--- START ---

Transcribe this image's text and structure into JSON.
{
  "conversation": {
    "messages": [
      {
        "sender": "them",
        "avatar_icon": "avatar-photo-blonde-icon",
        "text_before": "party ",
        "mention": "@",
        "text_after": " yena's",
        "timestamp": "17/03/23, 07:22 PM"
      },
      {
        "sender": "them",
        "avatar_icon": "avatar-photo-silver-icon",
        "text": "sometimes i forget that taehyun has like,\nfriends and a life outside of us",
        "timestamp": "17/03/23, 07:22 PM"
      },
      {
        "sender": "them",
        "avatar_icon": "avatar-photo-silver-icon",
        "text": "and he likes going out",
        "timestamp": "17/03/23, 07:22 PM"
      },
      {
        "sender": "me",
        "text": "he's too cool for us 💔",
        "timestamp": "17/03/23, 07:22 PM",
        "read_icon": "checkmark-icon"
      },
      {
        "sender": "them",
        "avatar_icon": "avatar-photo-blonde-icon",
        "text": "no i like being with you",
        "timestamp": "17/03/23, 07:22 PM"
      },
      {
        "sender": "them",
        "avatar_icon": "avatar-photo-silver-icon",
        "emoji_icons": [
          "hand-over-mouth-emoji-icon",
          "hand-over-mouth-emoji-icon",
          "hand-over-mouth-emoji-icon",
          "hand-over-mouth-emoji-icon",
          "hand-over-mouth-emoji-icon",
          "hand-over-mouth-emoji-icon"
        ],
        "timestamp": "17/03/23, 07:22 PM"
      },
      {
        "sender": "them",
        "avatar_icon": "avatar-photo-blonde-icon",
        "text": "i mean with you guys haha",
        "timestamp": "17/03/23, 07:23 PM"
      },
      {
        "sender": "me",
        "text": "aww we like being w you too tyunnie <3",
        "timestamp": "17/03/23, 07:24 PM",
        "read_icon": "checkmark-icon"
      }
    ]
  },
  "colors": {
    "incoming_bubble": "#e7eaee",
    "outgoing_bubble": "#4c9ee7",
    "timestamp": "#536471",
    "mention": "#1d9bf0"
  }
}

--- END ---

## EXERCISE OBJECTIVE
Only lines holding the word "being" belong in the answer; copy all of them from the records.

## RESPONSE BOX
        "text": "no i like being with you",
        "text": "aww we like being w you too tyunnie <3",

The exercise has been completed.